Restating the data word for word is all that is required.

== Supplied material ==
- - - - -

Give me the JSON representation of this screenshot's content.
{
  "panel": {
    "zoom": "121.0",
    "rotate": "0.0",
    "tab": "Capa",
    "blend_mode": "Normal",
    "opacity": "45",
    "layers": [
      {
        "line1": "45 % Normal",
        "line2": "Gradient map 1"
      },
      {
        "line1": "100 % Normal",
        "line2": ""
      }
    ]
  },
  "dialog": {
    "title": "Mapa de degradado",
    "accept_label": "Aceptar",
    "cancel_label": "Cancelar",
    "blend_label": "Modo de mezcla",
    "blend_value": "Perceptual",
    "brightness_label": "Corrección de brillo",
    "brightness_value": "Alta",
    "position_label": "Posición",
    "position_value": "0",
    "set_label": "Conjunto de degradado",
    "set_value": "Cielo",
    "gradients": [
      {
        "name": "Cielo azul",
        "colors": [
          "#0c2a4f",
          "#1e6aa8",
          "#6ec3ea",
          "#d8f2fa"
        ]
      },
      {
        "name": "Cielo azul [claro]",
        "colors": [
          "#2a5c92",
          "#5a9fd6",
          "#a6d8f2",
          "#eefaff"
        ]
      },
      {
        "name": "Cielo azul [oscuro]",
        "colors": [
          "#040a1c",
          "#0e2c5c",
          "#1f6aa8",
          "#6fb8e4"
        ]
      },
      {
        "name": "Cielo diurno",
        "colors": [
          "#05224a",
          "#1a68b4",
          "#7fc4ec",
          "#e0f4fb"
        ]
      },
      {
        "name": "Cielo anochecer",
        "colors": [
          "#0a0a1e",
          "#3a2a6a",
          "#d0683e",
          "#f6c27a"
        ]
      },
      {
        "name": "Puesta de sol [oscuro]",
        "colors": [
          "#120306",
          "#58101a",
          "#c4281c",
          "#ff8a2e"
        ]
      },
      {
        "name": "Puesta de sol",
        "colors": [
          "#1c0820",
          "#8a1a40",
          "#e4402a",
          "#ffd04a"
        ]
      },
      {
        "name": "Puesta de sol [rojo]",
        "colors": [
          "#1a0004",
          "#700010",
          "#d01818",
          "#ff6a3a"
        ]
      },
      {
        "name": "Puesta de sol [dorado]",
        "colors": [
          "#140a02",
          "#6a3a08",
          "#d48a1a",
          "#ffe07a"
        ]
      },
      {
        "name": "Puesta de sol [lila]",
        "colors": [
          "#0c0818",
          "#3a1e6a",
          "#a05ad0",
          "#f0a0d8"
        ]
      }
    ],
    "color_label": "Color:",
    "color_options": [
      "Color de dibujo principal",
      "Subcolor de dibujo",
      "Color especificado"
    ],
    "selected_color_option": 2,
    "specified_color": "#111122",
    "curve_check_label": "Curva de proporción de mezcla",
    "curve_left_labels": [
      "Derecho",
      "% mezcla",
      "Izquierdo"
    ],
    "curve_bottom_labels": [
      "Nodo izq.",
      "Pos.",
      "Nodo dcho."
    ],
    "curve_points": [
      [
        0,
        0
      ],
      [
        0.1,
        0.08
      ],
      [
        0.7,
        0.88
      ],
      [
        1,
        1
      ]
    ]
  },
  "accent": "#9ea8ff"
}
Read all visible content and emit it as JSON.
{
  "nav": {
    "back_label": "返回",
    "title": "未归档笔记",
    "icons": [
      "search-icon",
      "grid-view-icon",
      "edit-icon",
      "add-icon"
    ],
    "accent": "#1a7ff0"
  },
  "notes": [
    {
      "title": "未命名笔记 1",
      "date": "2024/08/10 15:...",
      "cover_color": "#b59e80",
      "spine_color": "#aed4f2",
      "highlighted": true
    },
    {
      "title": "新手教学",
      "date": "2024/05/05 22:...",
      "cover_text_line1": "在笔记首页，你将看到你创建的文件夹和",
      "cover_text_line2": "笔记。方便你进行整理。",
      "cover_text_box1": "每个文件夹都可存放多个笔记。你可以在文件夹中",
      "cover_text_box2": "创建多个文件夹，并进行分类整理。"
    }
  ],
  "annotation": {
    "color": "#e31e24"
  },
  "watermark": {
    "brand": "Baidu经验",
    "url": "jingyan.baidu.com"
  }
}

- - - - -

== Task answer ==
Give me the JSON representation of this screenshot's content.
{
  "panel": {
    "zoom": "121.0",
    "rotate": "0.0",
    "tab": "Capa",
    "blend_mode": "Normal",
    "opacity": "45",
    "layers": [
      {
        "line1": "45 % Normal",
        "line2": "Gradient map 1"
      },
      {
        "line1": "100 % Normal",
        "line2": ""
      }
    ]
  },
  "dialog": {
    "title": "Mapa de degradado",
    "accept_label": "Aceptar",
    "cancel_label": "Cancelar",
    "blend_label": "Modo de mezcla",
    "blend_value": "Perceptual",
    "brightness_label": "Corrección de brillo",
    "brightness_value": "Alta",
    "position_label": "Posición",
    "position_value": "0",
    "set_label": "Conjunto de degradado",
    "set_value": "Cielo",
    "gradients": [
      {
        "name": "Cielo azul",
        "colors": [
          "#0c2a4f",
          "#1e6aa8",
          "#6ec3ea",
          "#d8f2fa"
        ]
      },
      {
        "name": "Cielo azul [claro]",
        "colors": [
          "#2a5c92",
          "#5a9fd6",
          "#a6d8f2",
          "#eefaff"
        ]
      },
      {
        "name": "Cielo azul [oscuro]",
        "colors": [
          "#040a1c",
          "#0e2c5c",
          "#1f6aa8",
          "#6fb8e4"
        ]
      },
      {
        "name": "Cielo diurno",
        "colors": [
          "#05224a",
          "#1a68b4",
          "#7fc4ec",
          "#e0f4fb"
        ]
      },
      {
        "name": "Cielo anochecer",
        "colors": [
          "#0a0a1e",
          "#3a2a6a",
          "#d0683e",
          "#f6c27a"
        ]
      },
      {
        "name": "Puesta de sol [oscuro]",
        "colors": [
          "#120306",
          "#58101a",
          "#c4281c",
          "#ff8a2e"
        ]
      },
      {
        "name": "Puesta de sol",
        "colors": [
          "#1c0820",
          "#8a1a40",
          "#e4402a",
          "#ffd04a"
        ]
      },
      {
        "name": "Puesta de sol [rojo]",
        "colors": [
          "#1a0004",
          "#700010",
          "#d01818",
          "#ff6a3a"
        ]
      },
      {
        "name": "Puesta de sol [dorado]",
        "colors": [
          "#140a02",
          "#6a3a08",
          "#d48a1a",
          "#ffe07a"
        ]
      },
      {
        "name": "Puesta de sol [lila]",
        "colors": [
          "#0c0818",
          "#3a1e6a",
          "#a05ad0",
          "#f0a0d8"
        ]
      }
    ],
    "color_label": "Color:",
    "color_options": [
      "Color de dibujo principal",
      "Subcolor de dibujo",
      "Color especificado"
    ],
    "selected_color_option": 2,
    "specified_color": "#111122",
    "curve_check_label": "Curva de proporción de mezcla",
    "curve_left_labels": [
      "Derecho",
      "% mezcla",
      "Izquierdo"
    ],
    "curve_bottom_labels": [
      "Nodo izq.",
      "Pos.",
      "Nodo dcho."
    ],
    "curve_points": [
      [
        0,
        0
      ],
      [
        0.1,
        0.08
      ],
      [
        0.7,
        0.88
      ],
      [
        1,
        1
      ]
    ]
  },
  "accent": "#9ea8ff"
}
Read all visible content and emit it as JSON.
{
  "nav": {
    "back_label": "返回",
    "title": "未归档笔记",
    "icons": [
      "search-icon",
      "grid-view-icon",
      "edit-icon",
      "add-icon"
    ],
    "accent": "#1a7ff0"
  },
  "notes": [
    {
      "title": "未命名笔记 1",
      "date": "2024/08/10 15:...",
      "cover_color": "#b59e80",
      "spine_color": "#aed4f2",
      "highlighted": true
    },
    {
      "title": "新手教学",
      "date": "2024/05/05 22:...",
      "cover_text_line1": "在笔记首页，你将看到你创建的文件夹和",
      "cover_text_line2": "笔记。方便你进行整理。",
      "cover_text_box1": "每个文件夹都可存放多个笔记。你可以在文件夹中",
      "cover_text_box2": "创建多个文件夹，并进行分类整理。"
    }
  ],
  "annotation": {
    "color": "#e31e24"
  },
  "watermark": {
    "brand": "Baidu经验",
    "url": "jingyan.baidu.com"
  }
}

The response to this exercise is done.